National Geographic : 1949 Jul
Pittsburgh: Workshop of the Titans U. S. Steel Corp. Even a Bessemer Must Learn Steelmaking the Hard Way English-born Alan (right) is a great-nephew of Sir Henry Bessemer, inventor of the converter that revo lutionized steel production. Young Bessemer is shown molten metal flowing from an open-hearth furnace in the Homestead plant of Carnegie-Illinois Steel Corporation, where he worked between college terms. After gradu ating from Carnegie Tech, he was employed by a Cleveland subsidiary of United States Steel Corporation. of steps. These are pools or basins, controlled by locks and dams and operated by the Army's Corps of Engineers. For example, the Port of Pittsburgh is on the Emsworth Pool, its water level controlled by the Emsworth Dam. Serious injury to the lock and dam system might prove a national disaster, for it would close the steel mills by depriving them of water.
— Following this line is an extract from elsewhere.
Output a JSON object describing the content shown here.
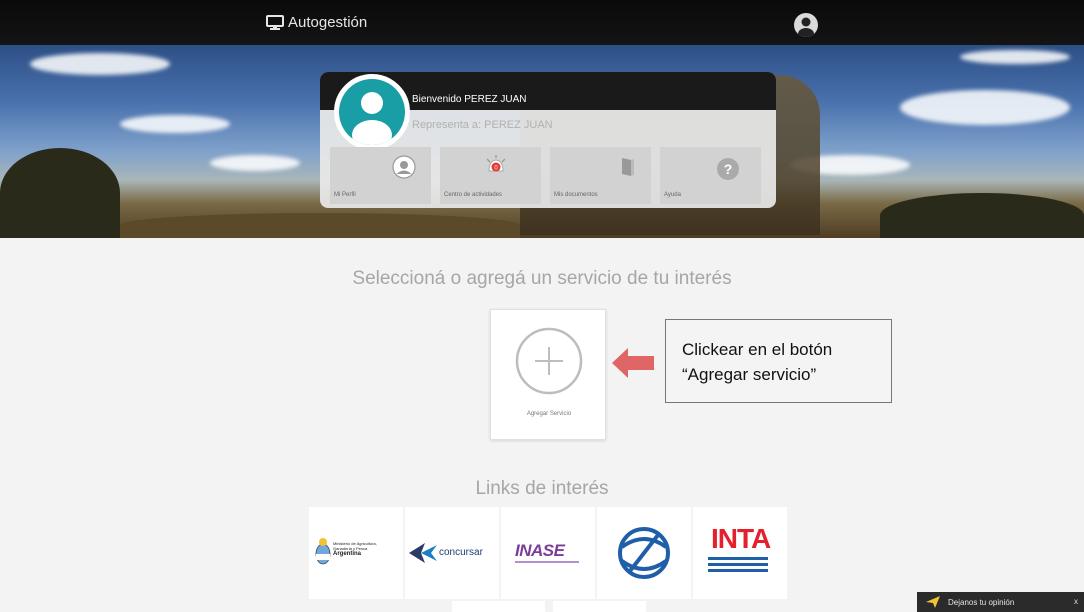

Early one morning I saw the damage done to one lock by a tow of barges whose pilot, in the dense fog, had mistaken the noise and lights of a near-by railroad and steel mill for his own go-ahead signal. "The Busiest Little River in the World" The Monongahela, or "Mon," is perhaps the busiest little river in the world, because more than 27,000,000 tons of coal move upon it each year. A single one of its mills, the Clairton Works of the Carnegie-Illinois Steel Corporation, uses nearly one percent of all the coal mined in the world. A coal tow usually consists of 12 barges, carrying 900 tons or more each, as compared with 60 tons in a railroad freight car. Navigation on these rivers is becoming very modern, for radar is being used by many of the boats to find their way in fogs (page 118). The captains and pilots seem like trim young businessmen; many are college graduates. Former State Senator William B. Rodgers told me that he was the third of four genera tions of licensed river pilots; his grandfather, father, and son were the other three. In 1753 the youthful George Washington described the Monongahela as "extremely well designed for water carriage, as it is of a deep, still nature."* Possibly he did not like * See "Travels of George Washington," by William Joseph Showalter, NATIONAL GEOGRAPHIC MAGAZINE, January, 1932.